#### Directions for this task:
In the entries that follow, say how many lines contain the string "footer". Give no other words.

:: Data ::

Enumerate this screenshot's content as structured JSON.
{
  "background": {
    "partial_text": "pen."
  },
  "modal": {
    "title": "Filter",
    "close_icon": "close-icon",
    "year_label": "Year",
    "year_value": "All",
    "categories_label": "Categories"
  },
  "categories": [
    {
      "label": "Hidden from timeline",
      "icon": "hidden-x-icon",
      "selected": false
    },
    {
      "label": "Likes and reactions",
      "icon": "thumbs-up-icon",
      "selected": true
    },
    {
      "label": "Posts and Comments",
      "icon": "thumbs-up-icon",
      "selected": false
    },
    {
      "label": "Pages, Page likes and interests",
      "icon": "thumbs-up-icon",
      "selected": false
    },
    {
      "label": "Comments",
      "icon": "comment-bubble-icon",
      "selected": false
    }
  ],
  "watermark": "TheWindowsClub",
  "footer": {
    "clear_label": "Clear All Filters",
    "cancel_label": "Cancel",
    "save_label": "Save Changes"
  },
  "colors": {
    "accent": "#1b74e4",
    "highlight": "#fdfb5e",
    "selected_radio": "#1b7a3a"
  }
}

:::
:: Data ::

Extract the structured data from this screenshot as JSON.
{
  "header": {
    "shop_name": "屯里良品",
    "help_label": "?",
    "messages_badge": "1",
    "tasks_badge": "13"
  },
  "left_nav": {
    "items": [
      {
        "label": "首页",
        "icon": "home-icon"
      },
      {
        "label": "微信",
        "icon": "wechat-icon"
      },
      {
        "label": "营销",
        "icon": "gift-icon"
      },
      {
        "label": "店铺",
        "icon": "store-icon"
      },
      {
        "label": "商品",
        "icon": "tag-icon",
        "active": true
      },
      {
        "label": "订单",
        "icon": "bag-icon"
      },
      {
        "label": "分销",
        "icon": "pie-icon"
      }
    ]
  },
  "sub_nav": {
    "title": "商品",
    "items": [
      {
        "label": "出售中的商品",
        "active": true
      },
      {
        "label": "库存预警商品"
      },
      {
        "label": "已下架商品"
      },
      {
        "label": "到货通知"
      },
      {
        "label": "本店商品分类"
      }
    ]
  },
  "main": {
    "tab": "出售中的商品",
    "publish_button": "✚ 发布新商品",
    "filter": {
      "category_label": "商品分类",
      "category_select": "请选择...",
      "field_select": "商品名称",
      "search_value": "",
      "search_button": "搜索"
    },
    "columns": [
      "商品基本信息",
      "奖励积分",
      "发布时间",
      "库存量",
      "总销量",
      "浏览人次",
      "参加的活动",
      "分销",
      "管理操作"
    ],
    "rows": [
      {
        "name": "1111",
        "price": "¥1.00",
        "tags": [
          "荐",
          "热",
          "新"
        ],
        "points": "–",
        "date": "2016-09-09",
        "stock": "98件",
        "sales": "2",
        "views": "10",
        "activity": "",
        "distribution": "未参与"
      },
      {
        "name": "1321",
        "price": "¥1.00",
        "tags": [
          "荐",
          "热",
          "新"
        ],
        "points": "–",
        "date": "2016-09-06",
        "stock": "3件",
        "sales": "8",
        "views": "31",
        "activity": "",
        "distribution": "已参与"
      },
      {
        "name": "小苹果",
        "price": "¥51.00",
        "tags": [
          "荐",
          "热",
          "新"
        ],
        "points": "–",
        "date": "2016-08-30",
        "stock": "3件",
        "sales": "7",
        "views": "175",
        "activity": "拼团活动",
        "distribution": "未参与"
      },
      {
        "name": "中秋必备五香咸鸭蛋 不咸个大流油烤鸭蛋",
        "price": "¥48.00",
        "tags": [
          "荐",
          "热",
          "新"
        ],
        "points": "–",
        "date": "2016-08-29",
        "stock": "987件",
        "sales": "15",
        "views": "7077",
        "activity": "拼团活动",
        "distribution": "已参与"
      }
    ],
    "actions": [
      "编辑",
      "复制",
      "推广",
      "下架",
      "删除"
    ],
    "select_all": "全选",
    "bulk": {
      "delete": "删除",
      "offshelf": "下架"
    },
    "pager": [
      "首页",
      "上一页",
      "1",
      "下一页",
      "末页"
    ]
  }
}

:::
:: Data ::

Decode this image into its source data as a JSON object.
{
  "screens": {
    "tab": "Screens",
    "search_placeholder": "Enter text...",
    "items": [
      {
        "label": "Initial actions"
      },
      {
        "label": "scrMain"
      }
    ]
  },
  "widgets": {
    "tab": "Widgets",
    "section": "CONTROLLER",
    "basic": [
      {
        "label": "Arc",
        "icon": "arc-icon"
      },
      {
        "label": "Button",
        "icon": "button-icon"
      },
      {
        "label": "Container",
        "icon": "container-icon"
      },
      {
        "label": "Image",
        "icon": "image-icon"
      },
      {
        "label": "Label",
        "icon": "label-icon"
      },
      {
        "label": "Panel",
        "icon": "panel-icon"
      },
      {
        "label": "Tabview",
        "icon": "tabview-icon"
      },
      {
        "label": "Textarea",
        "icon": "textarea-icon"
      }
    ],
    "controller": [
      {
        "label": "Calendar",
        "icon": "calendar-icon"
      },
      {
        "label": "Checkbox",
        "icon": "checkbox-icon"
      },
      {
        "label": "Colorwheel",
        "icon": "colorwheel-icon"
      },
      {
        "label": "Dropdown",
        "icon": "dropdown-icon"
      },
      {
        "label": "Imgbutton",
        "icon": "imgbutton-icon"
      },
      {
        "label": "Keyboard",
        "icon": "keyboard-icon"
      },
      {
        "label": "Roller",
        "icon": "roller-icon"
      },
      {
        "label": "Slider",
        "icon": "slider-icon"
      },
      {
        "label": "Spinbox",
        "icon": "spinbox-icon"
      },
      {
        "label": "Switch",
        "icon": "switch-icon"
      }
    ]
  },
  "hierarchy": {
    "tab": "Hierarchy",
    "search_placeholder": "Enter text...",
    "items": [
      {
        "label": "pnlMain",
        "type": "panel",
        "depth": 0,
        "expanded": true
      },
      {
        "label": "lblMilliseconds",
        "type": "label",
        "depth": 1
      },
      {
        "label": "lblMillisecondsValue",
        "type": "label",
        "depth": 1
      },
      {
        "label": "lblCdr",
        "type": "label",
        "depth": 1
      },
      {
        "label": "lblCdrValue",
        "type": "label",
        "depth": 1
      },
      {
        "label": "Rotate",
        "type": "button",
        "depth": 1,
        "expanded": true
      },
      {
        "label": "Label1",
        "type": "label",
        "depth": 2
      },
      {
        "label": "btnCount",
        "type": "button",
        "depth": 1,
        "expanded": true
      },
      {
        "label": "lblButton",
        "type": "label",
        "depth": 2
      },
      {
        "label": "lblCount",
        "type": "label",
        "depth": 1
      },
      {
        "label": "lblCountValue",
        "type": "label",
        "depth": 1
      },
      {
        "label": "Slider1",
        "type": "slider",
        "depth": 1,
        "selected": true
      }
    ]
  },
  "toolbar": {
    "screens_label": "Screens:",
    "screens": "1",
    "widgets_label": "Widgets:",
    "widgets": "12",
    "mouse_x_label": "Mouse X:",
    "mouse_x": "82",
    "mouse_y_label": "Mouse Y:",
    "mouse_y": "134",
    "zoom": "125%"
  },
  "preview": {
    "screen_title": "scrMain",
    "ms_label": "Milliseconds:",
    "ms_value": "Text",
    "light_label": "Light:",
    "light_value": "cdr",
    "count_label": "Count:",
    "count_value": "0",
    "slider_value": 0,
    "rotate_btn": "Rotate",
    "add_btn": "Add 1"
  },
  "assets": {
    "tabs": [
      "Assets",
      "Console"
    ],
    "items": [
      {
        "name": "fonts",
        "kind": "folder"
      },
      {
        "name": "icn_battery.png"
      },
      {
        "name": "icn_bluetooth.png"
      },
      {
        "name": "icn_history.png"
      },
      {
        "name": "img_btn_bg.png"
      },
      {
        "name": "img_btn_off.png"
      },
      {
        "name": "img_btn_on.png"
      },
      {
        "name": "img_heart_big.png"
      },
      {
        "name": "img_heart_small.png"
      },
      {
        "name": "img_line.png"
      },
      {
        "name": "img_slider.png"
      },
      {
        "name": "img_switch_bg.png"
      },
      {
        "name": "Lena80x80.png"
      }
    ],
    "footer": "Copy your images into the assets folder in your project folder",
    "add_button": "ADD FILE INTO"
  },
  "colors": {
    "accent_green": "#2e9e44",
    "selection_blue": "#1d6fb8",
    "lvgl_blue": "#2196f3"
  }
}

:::

#### Exercise result:
2